[Data for analysis — start]
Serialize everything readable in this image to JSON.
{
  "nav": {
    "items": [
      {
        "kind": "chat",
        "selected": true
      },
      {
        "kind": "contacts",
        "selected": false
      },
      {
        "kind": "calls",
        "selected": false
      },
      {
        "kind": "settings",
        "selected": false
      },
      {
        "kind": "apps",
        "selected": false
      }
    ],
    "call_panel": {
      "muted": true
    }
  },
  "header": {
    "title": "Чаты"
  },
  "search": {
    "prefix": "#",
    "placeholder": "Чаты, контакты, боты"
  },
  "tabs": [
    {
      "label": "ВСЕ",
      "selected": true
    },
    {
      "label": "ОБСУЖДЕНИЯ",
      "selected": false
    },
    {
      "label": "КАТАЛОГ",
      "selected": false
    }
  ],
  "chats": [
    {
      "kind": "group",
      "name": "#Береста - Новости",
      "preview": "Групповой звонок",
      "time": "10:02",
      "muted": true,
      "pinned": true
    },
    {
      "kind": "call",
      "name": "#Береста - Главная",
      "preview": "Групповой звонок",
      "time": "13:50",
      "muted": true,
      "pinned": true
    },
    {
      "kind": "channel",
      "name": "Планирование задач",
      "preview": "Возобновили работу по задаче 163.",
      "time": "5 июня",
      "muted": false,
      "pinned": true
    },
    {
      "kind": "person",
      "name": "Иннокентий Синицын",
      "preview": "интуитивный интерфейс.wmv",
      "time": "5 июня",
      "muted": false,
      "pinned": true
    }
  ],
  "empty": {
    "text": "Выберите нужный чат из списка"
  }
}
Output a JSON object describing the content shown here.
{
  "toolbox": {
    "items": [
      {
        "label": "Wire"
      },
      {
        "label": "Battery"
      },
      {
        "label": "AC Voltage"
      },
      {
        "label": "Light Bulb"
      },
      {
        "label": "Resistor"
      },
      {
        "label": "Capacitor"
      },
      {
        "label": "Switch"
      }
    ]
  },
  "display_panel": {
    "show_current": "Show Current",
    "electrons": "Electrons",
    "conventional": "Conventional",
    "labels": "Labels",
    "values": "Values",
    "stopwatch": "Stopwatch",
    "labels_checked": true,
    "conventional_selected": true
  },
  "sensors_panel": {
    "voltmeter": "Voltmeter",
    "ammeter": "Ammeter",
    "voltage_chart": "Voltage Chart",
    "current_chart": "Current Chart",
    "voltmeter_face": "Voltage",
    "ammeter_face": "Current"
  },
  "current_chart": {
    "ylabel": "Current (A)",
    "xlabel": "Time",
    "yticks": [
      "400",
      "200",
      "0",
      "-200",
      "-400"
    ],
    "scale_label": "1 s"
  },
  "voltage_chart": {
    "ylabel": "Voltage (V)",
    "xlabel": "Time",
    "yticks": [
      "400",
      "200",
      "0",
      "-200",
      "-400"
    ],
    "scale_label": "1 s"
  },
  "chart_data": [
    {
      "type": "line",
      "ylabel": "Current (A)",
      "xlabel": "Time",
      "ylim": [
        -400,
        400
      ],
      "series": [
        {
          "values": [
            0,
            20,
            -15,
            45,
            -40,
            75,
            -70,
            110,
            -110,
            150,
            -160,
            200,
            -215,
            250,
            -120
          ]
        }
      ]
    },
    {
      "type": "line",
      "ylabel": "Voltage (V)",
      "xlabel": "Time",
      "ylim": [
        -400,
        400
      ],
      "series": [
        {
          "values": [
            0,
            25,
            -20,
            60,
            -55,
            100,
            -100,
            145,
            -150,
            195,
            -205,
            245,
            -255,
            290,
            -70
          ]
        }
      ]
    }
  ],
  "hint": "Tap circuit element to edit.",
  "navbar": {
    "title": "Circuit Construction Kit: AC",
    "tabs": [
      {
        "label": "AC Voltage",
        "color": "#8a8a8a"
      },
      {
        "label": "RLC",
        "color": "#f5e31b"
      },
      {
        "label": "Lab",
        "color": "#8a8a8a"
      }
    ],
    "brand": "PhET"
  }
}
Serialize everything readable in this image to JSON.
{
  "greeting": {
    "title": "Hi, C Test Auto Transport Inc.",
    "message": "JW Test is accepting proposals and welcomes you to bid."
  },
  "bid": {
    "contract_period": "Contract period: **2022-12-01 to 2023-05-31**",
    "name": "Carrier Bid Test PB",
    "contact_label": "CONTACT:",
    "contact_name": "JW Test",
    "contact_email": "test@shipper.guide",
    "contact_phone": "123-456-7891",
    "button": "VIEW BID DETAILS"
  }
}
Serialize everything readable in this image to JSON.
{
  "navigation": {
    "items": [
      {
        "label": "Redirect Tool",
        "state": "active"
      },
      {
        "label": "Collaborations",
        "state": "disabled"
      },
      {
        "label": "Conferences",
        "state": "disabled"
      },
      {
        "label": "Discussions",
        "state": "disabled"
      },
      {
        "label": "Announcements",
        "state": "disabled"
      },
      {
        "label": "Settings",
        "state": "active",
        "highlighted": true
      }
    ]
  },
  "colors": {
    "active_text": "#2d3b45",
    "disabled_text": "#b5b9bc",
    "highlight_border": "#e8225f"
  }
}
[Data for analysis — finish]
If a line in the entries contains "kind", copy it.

• Answer to this exercise:
        "kind": "chat",
        "kind": "contacts",
        "kind": "calls",
        "kind": "settings",
        "kind": "apps",
      "kind": "group",
      "kind": "call",
      "kind": "channel",
      "kind": "person",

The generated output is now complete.